By Laura Mandaro, MarketWatch -
SAN FRANCISCO — U.S. stocks rose Friday on a round of bargain hunting and a surge in energy shares, curbing what still turned out to be the worst week of the year for two stock benchmarks.
The Dow Jones Industrial Average rose 34.59 points, or 0.3 percent, to 13,080.73. The S&P 500 gained 4.33 points, or 0.3 percent, to 1,397.11. The Nasdaq Composite rose 4.60 points, or 0.2 percent, to 3,067.92.
The higher close ended a three-day losing streak for the Dow and S&P 500.
Still, the Dow and the S&P 500 notched their worst week of the year, falling 1.2 percent and 0.5 percent, respectively. The Nasdaq rose 0.4 percent for the week.
“I think today is more about portfolios that have missed this rally and are looking to get in on a dip,” said Jim Paulsen, chief investment strategist at Wells Capital Management.
Plus, a drop in the dollar “reignited some dollar-sensitive sectors, such as oil, basic materials,” and industrials sensitive to international revenues, he said.
On the Dow, equipment maker Caterpillar Inc. and oil conglomerate Chevron Corp. contributed the most to the index’s point gain on Friday. Hewlett-Packard Co. rose the most in percent terms, gaining 2.6 percent.
Materials, particularly chemical stocks, and energy sectors on the S&P 500 rose the most, gaining nearly 1 percent each. Of the 10 industry groups, only tech and telecoms fell.
Components Discover Financial Services and Nabors Industries Ltd. rose 4.1 percent, the two best on the S&P 500.
Crude-oil futures for May delivery rose 1.4 percent to settle at $106.87 a barrel on the New York Mercantile Exchange, helped by concerns about global supplies following a report that Iranian oil exports fell around 300,000 barrels per day in March. They dipped for the week.
Gold, silver and industrial metals also advanced Friday.
The dollar declined against the euro and yen, adding to weekly losses, as falling U.S. bond yields reduced the attraction of U.S. debt. The dollar index fell 0.5 percent to 79.344 on Friday.
U.S. stocks had veered between mild gains and losses in morning trading, after lukewarm U.S. housing data and weaker global manufacturing data in prior sessions dented sentiment.
Purchasing managers indexes in China and Europe, released earlier in the week, showed private activity in contraction.
Though expected, the data were “a reason for traders to take a little off the table,” said Fred Dickson, chief investment strategist at Davidson Cos. in Lake Oswego, Oregon.
“We’re in a light news zone, (that’s) lacking fuel for the bulls. It will probably be this way through the end of the month.”
Stocks, which wavered in opening trades, fell after data on housing, sending the Dow as much as 43 points lower.

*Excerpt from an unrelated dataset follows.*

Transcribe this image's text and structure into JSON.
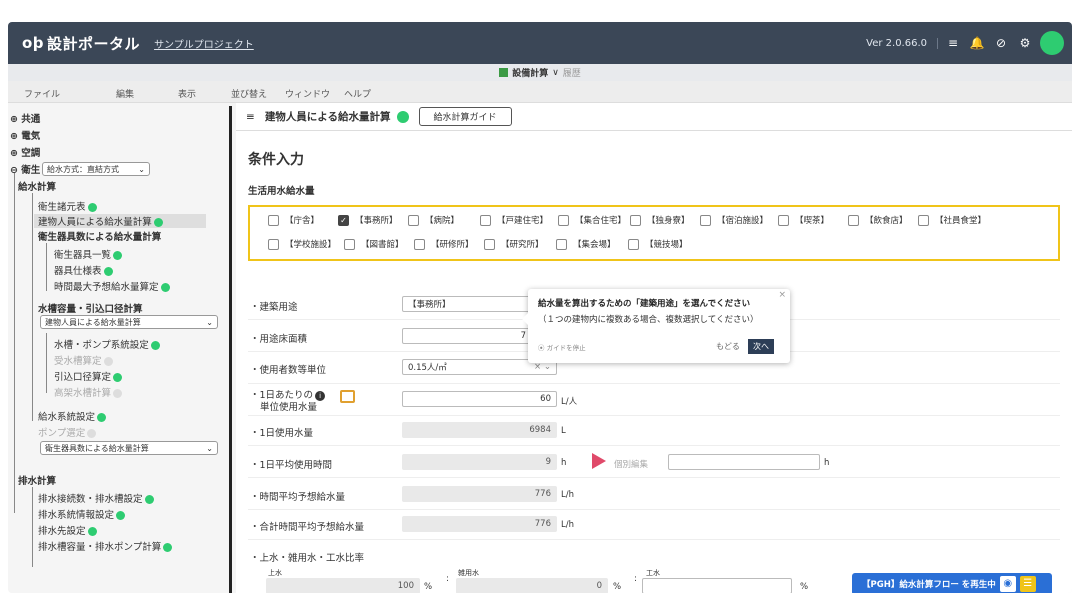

Midmorning, the Commerce Department said sales of new homes dipped 1.6 percent in February to a seasonally adjusted 313,000, from a slightly downwardly revised 318,000 in January. Economists polled by MarketWatch had expected improving sales, at a 330,000 annual rate.
The key stock indexes are up between 7 percent and 18 percent this year, a heady move that had prompted strategists in recent weeks to say a correction was likely.
But the gains have come alongside light trading volumes, which has cast some doubts on the strength of the rally.
On Friday, volume on the New York Stock Exchange was 741.7 million and NYSE composite volume was 3.5 billion, well short of last year’s average of 4.3 billion. Nasdaq Composite volume was 1.4 billion, or 80 percent of the last month’s volume.
On the NYSE, advancers surpassed decliners by more than two to one.